## PROBLEM TO WORK ON
For the records that follow, restate each one word for word and leave the images behind.

## LISTED RECORDS
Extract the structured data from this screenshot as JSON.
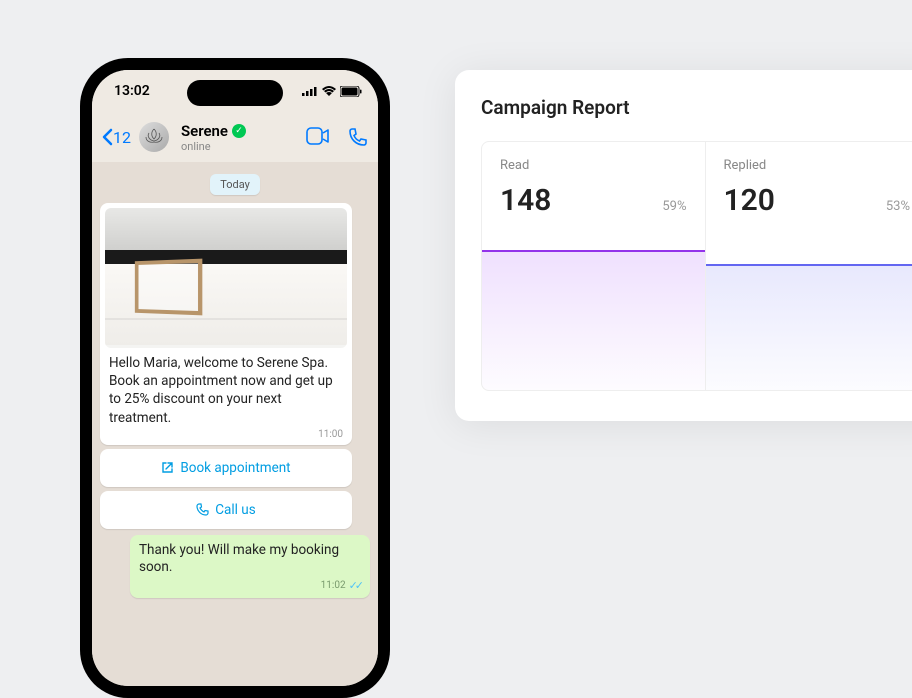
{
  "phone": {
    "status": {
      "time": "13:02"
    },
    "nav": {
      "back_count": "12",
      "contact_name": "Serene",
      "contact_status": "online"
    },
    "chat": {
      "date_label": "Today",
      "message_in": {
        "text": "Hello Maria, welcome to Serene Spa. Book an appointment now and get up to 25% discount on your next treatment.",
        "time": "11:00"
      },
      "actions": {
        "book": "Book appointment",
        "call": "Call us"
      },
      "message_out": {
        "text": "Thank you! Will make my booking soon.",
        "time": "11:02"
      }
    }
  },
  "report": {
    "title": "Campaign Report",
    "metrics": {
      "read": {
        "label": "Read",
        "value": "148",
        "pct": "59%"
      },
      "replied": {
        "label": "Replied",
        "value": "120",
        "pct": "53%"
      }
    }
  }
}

## TASK ANSWER
Extract the structured data from this screenshot as JSON.
{
  "phone": {
    "status": {
      "time": "13:02"
    },
    "nav": {
      "back_count": "12",
      "contact_name": "Serene",
      "contact_status": "online"
    },
    "chat": {
      "date_label": "Today",
      "message_in": {
        "text": "Hello Maria, welcome to Serene Spa. Book an appointment now and get up to 25% discount on your next treatment.",
        "time": "11:00"
      },
      "actions": {
        "book": "Book appointment",
        "call": "Call us"
      },
      "message_out": {
        "text": "Thank you! Will make my booking soon.",
        "time": "11:02"
      }
    }
  },
  "report": {
    "title": "Campaign Report",
    "metrics": {
      "read": {
        "label": "Read",
        "value": "148",
        "pct": "59%"
      },
      "replied": {
        "label": "Replied",
        "value": "120",
        "pct": "53%"
      }
    }
  }
}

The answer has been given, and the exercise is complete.